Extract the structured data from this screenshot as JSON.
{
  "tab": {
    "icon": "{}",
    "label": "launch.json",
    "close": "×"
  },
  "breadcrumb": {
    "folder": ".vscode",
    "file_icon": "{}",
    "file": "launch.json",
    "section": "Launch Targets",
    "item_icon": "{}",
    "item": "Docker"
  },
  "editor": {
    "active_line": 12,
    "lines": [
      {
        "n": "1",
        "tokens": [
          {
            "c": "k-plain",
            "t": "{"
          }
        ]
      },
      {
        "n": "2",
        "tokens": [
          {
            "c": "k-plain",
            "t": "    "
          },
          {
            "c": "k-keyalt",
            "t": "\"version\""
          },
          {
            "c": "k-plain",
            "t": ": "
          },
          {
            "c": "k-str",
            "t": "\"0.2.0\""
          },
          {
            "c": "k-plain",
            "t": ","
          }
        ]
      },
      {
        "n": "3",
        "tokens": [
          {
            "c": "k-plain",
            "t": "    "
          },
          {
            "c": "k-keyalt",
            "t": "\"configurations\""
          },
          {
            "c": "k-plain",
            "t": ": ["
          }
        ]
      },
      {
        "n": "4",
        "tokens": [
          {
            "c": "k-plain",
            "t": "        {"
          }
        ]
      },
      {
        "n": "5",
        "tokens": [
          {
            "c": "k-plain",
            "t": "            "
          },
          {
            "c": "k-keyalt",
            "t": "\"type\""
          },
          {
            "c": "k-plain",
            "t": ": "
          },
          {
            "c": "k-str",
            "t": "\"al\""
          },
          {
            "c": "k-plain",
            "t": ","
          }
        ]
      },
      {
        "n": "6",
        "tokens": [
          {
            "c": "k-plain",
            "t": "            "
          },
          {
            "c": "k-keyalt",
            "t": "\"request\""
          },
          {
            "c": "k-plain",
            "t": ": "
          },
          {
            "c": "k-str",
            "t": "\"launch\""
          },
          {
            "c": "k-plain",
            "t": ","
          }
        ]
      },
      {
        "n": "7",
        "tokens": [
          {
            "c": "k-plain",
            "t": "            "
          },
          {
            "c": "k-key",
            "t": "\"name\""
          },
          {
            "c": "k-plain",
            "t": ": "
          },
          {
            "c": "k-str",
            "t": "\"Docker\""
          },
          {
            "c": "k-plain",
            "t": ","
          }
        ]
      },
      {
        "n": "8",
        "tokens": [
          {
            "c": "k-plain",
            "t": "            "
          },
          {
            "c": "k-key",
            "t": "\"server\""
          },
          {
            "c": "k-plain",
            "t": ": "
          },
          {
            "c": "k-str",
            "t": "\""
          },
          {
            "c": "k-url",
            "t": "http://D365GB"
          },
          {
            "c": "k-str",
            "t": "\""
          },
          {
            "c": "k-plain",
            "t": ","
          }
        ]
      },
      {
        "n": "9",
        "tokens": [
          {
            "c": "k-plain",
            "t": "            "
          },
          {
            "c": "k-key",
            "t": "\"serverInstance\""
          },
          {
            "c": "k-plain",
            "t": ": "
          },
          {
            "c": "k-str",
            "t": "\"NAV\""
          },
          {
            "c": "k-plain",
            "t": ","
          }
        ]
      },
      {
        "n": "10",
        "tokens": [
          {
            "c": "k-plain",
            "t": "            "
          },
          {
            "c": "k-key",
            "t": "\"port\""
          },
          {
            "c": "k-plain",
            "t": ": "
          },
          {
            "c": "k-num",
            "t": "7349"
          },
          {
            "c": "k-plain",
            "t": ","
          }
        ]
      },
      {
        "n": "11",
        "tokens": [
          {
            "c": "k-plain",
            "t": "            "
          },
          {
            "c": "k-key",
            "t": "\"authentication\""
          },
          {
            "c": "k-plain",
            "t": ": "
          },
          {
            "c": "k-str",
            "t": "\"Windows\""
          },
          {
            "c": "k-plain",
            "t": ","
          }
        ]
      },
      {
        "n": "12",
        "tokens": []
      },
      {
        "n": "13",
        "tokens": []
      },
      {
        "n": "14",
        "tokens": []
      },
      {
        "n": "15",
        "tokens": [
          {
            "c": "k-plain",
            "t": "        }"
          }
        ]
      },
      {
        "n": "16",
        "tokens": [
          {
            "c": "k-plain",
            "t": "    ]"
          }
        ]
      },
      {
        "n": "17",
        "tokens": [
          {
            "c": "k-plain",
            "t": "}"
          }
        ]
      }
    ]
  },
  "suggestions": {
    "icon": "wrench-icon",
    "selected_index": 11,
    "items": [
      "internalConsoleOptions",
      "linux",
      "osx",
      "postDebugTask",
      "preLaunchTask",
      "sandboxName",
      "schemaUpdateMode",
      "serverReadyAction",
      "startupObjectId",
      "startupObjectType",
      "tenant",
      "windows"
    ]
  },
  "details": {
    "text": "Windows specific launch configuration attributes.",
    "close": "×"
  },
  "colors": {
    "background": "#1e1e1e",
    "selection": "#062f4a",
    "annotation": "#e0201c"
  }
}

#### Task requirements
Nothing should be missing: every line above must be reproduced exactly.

#### Written response
Extract the structured data from this screenshot as JSON.
{
  "tab": {
    "icon": "{}",
    "label": "launch.json",
    "close": "×"
  },
  "breadcrumb": {
    "folder": ".vscode",
    "file_icon": "{}",
    "file": "launch.json",
    "section": "Launch Targets",
    "item_icon": "{}",
    "item": "Docker"
  },
  "editor": {
    "active_line": 12,
    "lines": [
      {
        "n": "1",
        "tokens": [
          {
            "c": "k-plain",
            "t": "{"
          }
        ]
      },
      {
        "n": "2",
        "tokens": [
          {
            "c": "k-plain",
            "t": "    "
          },
          {
            "c": "k-keyalt",
            "t": "\"version\""
          },
          {
            "c": "k-plain",
            "t": ": "
          },
          {
            "c": "k-str",
            "t": "\"0.2.0\""
          },
          {
            "c": "k-plain",
            "t": ","
          }
        ]
      },
      {
        "n": "3",
        "tokens": [
          {
            "c": "k-plain",
            "t": "    "
          },
          {
            "c": "k-keyalt",
            "t": "\"configurations\""
          },
          {
            "c": "k-plain",
            "t": ": ["
          }
        ]
      },
      {
        "n": "4",
        "tokens": [
          {
            "c": "k-plain",
            "t": "        {"
          }
        ]
      },
      {
        "n": "5",
        "tokens": [
          {
            "c": "k-plain",
            "t": "            "
          },
          {
            "c": "k-keyalt",
            "t": "\"type\""
          },
          {
            "c": "k-plain",
            "t": ": "
          },
          {
            "c": "k-str",
            "t": "\"al\""
          },
          {
            "c": "k-plain",
            "t": ","
          }
        ]
      },
      {
        "n": "6",
        "tokens": [
          {
            "c": "k-plain",
            "t": "            "
          },
          {
            "c": "k-keyalt",
            "t": "\"request\""
          },
          {
            "c": "k-plain",
            "t": ": "
          },
          {
            "c": "k-str",
            "t": "\"launch\""
          },
          {
            "c": "k-plain",
            "t": ","
          }
        ]
      },
      {
        "n": "7",
        "tokens": [
          {
            "c": "k-plain",
            "t": "            "
          },
          {
            "c": "k-key",
            "t": "\"name\""
          },
          {
            "c": "k-plain",
            "t": ": "
          },
          {
            "c": "k-str",
            "t": "\"Docker\""
          },
          {
            "c": "k-plain",
            "t": ","
          }
        ]
      },
      {
        "n": "8",
        "tokens": [
          {
            "c": "k-plain",
            "t": "            "
          },
          {
            "c": "k-key",
            "t": "\"server\""
          },
          {
            "c": "k-plain",
            "t": ": "
          },
          {
            "c": "k-str",
            "t": "\""
          },
          {
            "c": "k-url",
            "t": "http://D365GB"
          },
          {
            "c": "k-str",
            "t": "\""
          },
          {
            "c": "k-plain",
            "t": ","
          }
        ]
      },
      {
        "n": "9",
        "tokens": [
          {
            "c": "k-plain",
            "t": "            "
          },
          {
            "c": "k-key",
            "t": "\"serverInstance\""
          },
          {
            "c": "k-plain",
            "t": ": "
          },
          {
            "c": "k-str",
            "t": "\"NAV\""
          },
          {
            "c": "k-plain",
            "t": ","
          }
        ]
      },
      {
        "n": "10",
        "tokens": [
          {
            "c": "k-plain",
            "t": "            "
          },
          {
            "c": "k-key",
            "t": "\"port\""
          },
          {
            "c": "k-plain",
            "t": ": "
          },
          {
            "c": "k-num",
            "t": "7349"
          },
          {
            "c": "k-plain",
            "t": ","
          }
        ]
      },
      {
        "n": "11",
        "tokens": [
          {
            "c": "k-plain",
            "t": "            "
          },
          {
            "c": "k-key",
            "t": "\"authentication\""
          },
          {
            "c": "k-plain",
            "t": ": "
          },
          {
            "c": "k-str",
            "t": "\"Windows\""
          },
          {
            "c": "k-plain",
            "t": ","
          }
        ]
      },
      {
        "n": "12",
        "tokens": []
      },
      {
        "n": "13",
        "tokens": []
      },
      {
        "n": "14",
        "tokens": []
      },
      {
        "n": "15",
        "tokens": [
          {
            "c": "k-plain",
            "t": "        }"
          }
        ]
      },
      {
        "n": "16",
        "tokens": [
          {
            "c": "k-plain",
            "t": "    ]"
          }
        ]
      },
      {
        "n": "17",
        "tokens": [
          {
            "c": "k-plain",
            "t": "}"
          }
        ]
      }
    ]
  },
  "suggestions": {
    "icon": "wrench-icon",
    "selected_index": 11,
    "items": [
      "internalConsoleOptions",
      "linux",
      "osx",
      "postDebugTask",
      "preLaunchTask",
      "sandboxName",
      "schemaUpdateMode",
      "serverReadyAction",
      "startupObjectId",
      "startupObjectType",
      "tenant",
      "windows"
    ]
  },
  "details": {
    "text": "Windows specific launch configuration attributes.",
    "close": "×"
  },
  "colors": {
    "background": "#1e1e1e",
    "selection": "#062f4a",
    "annotation": "#e0201c"
  }
}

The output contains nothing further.